>>>

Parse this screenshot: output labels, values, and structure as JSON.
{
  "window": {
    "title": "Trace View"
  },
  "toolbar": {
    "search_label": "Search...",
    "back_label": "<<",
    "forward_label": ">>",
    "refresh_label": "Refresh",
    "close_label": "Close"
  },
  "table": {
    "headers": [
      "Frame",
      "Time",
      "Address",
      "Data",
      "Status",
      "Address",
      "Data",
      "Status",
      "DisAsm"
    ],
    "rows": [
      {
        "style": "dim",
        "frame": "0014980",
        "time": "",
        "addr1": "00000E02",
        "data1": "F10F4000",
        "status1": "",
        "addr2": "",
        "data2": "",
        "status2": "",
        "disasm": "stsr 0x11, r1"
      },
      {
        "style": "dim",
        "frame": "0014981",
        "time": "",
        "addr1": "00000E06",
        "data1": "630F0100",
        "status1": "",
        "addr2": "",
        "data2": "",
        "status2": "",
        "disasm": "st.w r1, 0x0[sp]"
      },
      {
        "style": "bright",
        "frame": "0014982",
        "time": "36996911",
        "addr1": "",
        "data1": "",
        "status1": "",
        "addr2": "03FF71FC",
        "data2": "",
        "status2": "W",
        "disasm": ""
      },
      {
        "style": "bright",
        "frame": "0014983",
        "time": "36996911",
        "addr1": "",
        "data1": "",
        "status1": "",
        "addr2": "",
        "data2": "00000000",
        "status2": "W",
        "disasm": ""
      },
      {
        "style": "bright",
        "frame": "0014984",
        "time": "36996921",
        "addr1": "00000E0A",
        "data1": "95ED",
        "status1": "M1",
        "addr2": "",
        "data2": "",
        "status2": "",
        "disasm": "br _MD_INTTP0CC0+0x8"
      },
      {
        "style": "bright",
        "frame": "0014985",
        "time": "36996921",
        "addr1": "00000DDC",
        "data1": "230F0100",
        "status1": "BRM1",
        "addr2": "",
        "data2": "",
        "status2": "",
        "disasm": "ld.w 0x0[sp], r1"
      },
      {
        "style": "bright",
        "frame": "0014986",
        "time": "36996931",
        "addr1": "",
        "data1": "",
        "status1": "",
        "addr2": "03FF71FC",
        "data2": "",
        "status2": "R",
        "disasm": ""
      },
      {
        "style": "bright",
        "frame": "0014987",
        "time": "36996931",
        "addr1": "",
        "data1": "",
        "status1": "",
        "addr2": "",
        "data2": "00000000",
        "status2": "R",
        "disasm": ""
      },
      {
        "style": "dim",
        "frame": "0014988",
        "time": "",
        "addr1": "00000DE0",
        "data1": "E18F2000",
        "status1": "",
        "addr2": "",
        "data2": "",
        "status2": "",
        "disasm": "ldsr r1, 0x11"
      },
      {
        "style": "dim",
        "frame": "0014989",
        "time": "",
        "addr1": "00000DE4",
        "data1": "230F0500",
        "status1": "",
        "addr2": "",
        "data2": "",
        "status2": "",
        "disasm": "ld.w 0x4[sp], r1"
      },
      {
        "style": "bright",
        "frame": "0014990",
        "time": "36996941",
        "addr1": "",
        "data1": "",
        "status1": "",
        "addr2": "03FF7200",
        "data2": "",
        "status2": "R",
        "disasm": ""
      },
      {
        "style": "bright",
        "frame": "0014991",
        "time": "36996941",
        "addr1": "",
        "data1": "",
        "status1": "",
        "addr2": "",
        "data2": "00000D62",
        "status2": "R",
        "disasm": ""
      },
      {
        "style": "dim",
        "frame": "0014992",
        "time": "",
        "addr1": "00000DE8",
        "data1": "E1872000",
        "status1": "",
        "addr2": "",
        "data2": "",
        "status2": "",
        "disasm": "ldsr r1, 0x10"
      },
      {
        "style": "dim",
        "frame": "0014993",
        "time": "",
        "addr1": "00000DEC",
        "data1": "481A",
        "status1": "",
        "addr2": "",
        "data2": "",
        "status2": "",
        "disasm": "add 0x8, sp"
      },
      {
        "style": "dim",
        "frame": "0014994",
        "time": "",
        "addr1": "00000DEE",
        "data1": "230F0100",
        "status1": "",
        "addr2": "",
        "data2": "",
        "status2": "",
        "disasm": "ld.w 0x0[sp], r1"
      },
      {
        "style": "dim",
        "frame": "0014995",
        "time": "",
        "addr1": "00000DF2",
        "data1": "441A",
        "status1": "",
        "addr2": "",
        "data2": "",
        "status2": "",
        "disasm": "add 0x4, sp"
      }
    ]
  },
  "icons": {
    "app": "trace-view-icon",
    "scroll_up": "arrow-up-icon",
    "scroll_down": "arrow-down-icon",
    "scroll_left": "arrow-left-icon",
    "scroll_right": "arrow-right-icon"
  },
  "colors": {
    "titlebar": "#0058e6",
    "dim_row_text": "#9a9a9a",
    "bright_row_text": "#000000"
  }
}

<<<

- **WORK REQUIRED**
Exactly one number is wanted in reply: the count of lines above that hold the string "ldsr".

- **RESULT OF THE TASK**
2